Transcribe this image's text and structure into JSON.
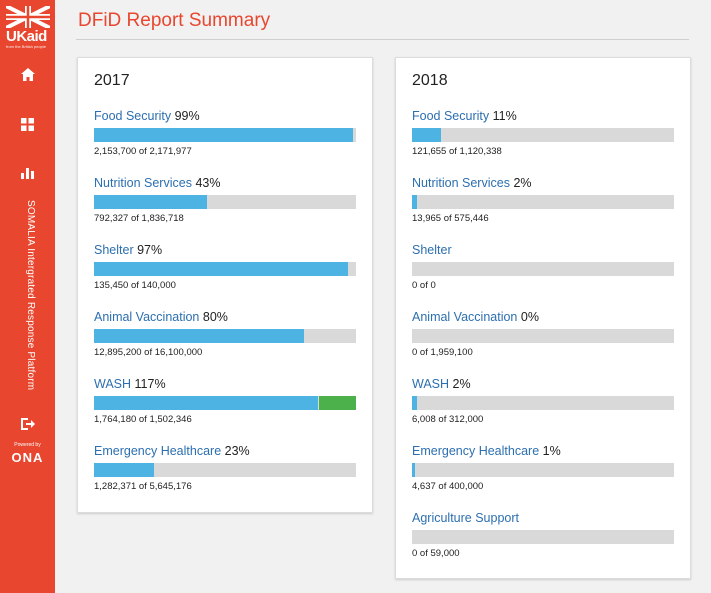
{
  "sidebar": {
    "logo_text": "UKaid",
    "logo_subtext": "from the British people",
    "nav_items": [
      {
        "icon": "home-icon"
      },
      {
        "icon": "grid-icon"
      },
      {
        "icon": "bar-chart-icon"
      },
      {
        "icon": "logout-icon"
      }
    ],
    "project_label": "SOMALIA Intergrated Response Platform",
    "powered_by": "Powered by",
    "brand": "ONA"
  },
  "header": {
    "title": "DFiD Report Summary"
  },
  "colors": {
    "accent": "#e8462f",
    "link": "#2c6fb0",
    "bar_blue": "#4cb3e3",
    "bar_green": "#4cb04b",
    "bar_bg": "#d9d9d9"
  },
  "cards": [
    {
      "year": "2017",
      "items": [
        {
          "name": "Food Security",
          "pct": "99%",
          "sub": "2,153,700 of 2,171,977",
          "ratio": 0.99
        },
        {
          "name": "Nutrition Services",
          "pct": "43%",
          "sub": "792,327 of 1,836,718",
          "ratio": 0.43
        },
        {
          "name": "Shelter",
          "pct": "97%",
          "sub": "135,450 of 140,000",
          "ratio": 0.97
        },
        {
          "name": "Animal Vaccination",
          "pct": "80%",
          "sub": "12,895,200 of 16,100,000",
          "ratio": 0.8
        },
        {
          "name": "WASH",
          "pct": "117%",
          "sub": "1,764,180 of 1,502,346",
          "ratio": 1.17
        },
        {
          "name": "Emergency Healthcare",
          "pct": "23%",
          "sub": "1,282,371 of 5,645,176",
          "ratio": 0.23
        }
      ]
    },
    {
      "year": "2018",
      "items": [
        {
          "name": "Food Security",
          "pct": "11%",
          "sub": "121,655 of 1,120,338",
          "ratio": 0.11
        },
        {
          "name": "Nutrition Services",
          "pct": "2%",
          "sub": "13,965 of 575,446",
          "ratio": 0.02
        },
        {
          "name": "Shelter",
          "pct": "",
          "sub": "0 of 0",
          "ratio": 0
        },
        {
          "name": "Animal Vaccination",
          "pct": "0%",
          "sub": "0 of 1,959,100",
          "ratio": 0
        },
        {
          "name": "WASH",
          "pct": "2%",
          "sub": "6,008 of 312,000",
          "ratio": 0.02
        },
        {
          "name": "Emergency Healthcare",
          "pct": "1%",
          "sub": "4,637 of 400,000",
          "ratio": 0.01
        },
        {
          "name": "Agriculture Support",
          "pct": "",
          "sub": "0 of 59,000",
          "ratio": 0
        }
      ]
    }
  ]
}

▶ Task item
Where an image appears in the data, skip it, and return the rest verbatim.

▶ Response to this task
Transcribe this image's text and structure into JSON.
{
  "sidebar": {
    "logo_text": "UKaid",
    "logo_subtext": "from the British people",
    "nav_items": [
      {
        "icon": "home-icon"
      },
      {
        "icon": "grid-icon"
      },
      {
        "icon": "bar-chart-icon"
      },
      {
        "icon": "logout-icon"
      }
    ],
    "project_label": "SOMALIA Intergrated Response Platform",
    "powered_by": "Powered by",
    "brand": "ONA"
  },
  "header": {
    "title": "DFiD Report Summary"
  },
  "colors": {
    "accent": "#e8462f",
    "link": "#2c6fb0",
    "bar_blue": "#4cb3e3",
    "bar_green": "#4cb04b",
    "bar_bg": "#d9d9d9"
  },
  "cards": [
    {
      "year": "2017",
      "items": [
        {
          "name": "Food Security",
          "pct": "99%",
          "sub": "2,153,700 of 2,171,977",
          "ratio": 0.99
        },
        {
          "name": "Nutrition Services",
          "pct": "43%",
          "sub": "792,327 of 1,836,718",
          "ratio": 0.43
        },
        {
          "name": "Shelter",
          "pct": "97%",
          "sub": "135,450 of 140,000",
          "ratio": 0.97
        },
        {
          "name": "Animal Vaccination",
          "pct": "80%",
          "sub": "12,895,200 of 16,100,000",
          "ratio": 0.8
        },
        {
          "name": "WASH",
          "pct": "117%",
          "sub": "1,764,180 of 1,502,346",
          "ratio": 1.17
        },
        {
          "name": "Emergency Healthcare",
          "pct": "23%",
          "sub": "1,282,371 of 5,645,176",
          "ratio": 0.23
        }
      ]
    },
    {
      "year": "2018",
      "items": [
        {
          "name": "Food Security",
          "pct": "11%",
          "sub": "121,655 of 1,120,338",
          "ratio": 0.11
        },
        {
          "name": "Nutrition Services",
          "pct": "2%",
          "sub": "13,965 of 575,446",
          "ratio": 0.02
        },
        {
          "name": "Shelter",
          "pct": "",
          "sub": "0 of 0",
          "ratio": 0
        },
        {
          "name": "Animal Vaccination",
          "pct": "0%",
          "sub": "0 of 1,959,100",
          "ratio": 0
        },
        {
          "name": "WASH",
          "pct": "2%",
          "sub": "6,008 of 312,000",
          "ratio": 0.02
        },
        {
          "name": "Emergency Healthcare",
          "pct": "1%",
          "sub": "4,637 of 400,000",
          "ratio": 0.01
        },
        {
          "name": "Agriculture Support",
          "pct": "",
          "sub": "0 of 59,000",
          "ratio": 0
        }
      ]
    }
  ]
}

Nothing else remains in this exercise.